*Problem to solve*
Extract every record, keeping each one exactly as it is.

*** Data for analysis ***

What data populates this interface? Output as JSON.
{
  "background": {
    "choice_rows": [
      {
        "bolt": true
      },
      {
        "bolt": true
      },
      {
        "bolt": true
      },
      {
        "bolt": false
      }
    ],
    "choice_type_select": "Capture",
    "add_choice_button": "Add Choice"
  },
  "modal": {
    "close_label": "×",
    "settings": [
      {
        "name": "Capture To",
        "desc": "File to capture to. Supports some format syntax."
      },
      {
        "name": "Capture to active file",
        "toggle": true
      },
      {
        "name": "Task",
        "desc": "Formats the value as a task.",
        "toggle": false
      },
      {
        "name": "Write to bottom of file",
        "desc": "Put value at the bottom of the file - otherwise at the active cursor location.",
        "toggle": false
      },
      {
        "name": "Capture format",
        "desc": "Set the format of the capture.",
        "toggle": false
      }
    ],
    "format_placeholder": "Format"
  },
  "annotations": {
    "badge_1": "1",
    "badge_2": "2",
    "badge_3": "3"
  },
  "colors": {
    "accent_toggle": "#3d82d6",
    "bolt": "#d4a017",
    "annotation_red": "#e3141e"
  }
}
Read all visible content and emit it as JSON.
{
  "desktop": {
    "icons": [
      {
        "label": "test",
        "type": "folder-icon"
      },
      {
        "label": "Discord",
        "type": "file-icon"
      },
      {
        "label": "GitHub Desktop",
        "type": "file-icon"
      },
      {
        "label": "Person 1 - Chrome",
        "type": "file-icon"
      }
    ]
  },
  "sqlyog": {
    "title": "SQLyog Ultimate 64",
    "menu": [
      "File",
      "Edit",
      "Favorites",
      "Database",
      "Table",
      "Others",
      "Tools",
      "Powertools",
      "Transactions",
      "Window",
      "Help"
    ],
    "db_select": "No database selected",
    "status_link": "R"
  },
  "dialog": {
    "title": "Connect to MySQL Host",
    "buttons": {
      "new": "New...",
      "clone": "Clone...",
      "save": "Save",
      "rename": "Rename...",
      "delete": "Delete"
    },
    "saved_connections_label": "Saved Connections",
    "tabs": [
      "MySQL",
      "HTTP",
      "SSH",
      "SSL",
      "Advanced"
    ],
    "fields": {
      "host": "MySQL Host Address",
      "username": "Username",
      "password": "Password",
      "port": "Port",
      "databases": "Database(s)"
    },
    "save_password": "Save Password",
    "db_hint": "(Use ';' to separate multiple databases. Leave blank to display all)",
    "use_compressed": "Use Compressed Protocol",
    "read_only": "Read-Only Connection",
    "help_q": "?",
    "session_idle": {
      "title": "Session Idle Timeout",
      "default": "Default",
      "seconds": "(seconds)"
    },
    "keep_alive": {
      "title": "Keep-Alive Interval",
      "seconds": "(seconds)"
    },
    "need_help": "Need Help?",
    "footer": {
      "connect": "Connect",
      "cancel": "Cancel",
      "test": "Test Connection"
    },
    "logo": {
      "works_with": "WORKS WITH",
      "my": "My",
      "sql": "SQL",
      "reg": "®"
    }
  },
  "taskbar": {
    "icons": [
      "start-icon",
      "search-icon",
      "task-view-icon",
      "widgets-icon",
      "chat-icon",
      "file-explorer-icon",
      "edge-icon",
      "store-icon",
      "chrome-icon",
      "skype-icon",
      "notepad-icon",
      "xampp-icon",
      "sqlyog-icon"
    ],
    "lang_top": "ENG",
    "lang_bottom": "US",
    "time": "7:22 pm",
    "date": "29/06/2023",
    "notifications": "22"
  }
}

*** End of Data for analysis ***

*Answer to this task*
What data populates this interface? Output as JSON.
{
  "background": {
    "choice_rows": [
      {
        "bolt": true
      },
      {
        "bolt": true
      },
      {
        "bolt": true
      },
      {
        "bolt": false
      }
    ],
    "choice_type_select": "Capture",
    "add_choice_button": "Add Choice"
  },
  "modal": {
    "close_label": "×",
    "settings": [
      {
        "name": "Capture To",
        "desc": "File to capture to. Supports some format syntax."
      },
      {
        "name": "Capture to active file",
        "toggle": true
      },
      {
        "name": "Task",
        "desc": "Formats the value as a task.",
        "toggle": false
      },
      {
        "name": "Write to bottom of file",
        "desc": "Put value at the bottom of the file - otherwise at the active cursor location.",
        "toggle": false
      },
      {
        "name": "Capture format",
        "desc": "Set the format of the capture.",
        "toggle": false
      }
    ],
    "format_placeholder": "Format"
  },
  "annotations": {
    "badge_1": "1",
    "badge_2": "2",
    "badge_3": "3"
  },
  "colors": {
    "accent_toggle": "#3d82d6",
    "bolt": "#d4a017",
    "annotation_red": "#e3141e"
  }
}
Read all visible content and emit it as JSON.
{
  "desktop": {
    "icons": [
      {
        "label": "test",
        "type": "folder-icon"
      },
      {
        "label": "Discord",
        "type": "file-icon"
      },
      {
        "label": "GitHub Desktop",
        "type": "file-icon"
      },
      {
        "label": "Person 1 - Chrome",
        "type": "file-icon"
      }
    ]
  },
  "sqlyog": {
    "title": "SQLyog Ultimate 64",
    "menu": [
      "File",
      "Edit",
      "Favorites",
      "Database",
      "Table",
      "Others",
      "Tools",
      "Powertools",
      "Transactions",
      "Window",
      "Help"
    ],
    "db_select": "No database selected",
    "status_link": "R"
  },
  "dialog": {
    "title": "Connect to MySQL Host",
    "buttons": {
      "new": "New...",
      "clone": "Clone...",
      "save": "Save",
      "rename": "Rename...",
      "delete": "Delete"
    },
    "saved_connections_label": "Saved Connections",
    "tabs": [
      "MySQL",
      "HTTP",
      "SSH",
      "SSL",
      "Advanced"
    ],
    "fields": {
      "host": "MySQL Host Address",
      "username": "Username",
      "password": "Password",
      "port": "Port",
      "databases": "Database(s)"
    },
    "save_password": "Save Password",
    "db_hint": "(Use ';' to separate multiple databases. Leave blank to display all)",
    "use_compressed": "Use Compressed Protocol",
    "read_only": "Read-Only Connection",
    "help_q": "?",
    "session_idle": {
      "title": "Session Idle Timeout",
      "default": "Default",
      "seconds": "(seconds)"
    },
    "keep_alive": {
      "title": "Keep-Alive Interval",
      "seconds": "(seconds)"
    },
    "need_help": "Need Help?",
    "footer": {
      "connect": "Connect",
      "cancel": "Cancel",
      "test": "Test Connection"
    },
    "logo": {
      "works_with": "WORKS WITH",
      "my": "My",
      "sql": "SQL",
      "reg": "®"
    }
  },
  "taskbar": {
    "icons": [
      "start-icon",
      "search-icon",
      "task-view-icon",
      "widgets-icon",
      "chat-icon",
      "file-explorer-icon",
      "edge-icon",
      "store-icon",
      "chrome-icon",
      "skype-icon",
      "notepad-icon",
      "xampp-icon",
      "sqlyog-icon"
    ],
    "lang_top": "ENG",
    "lang_bottom": "US",
    "time": "7:22 pm",
    "date": "29/06/2023",
    "notifications": "22"
  }
}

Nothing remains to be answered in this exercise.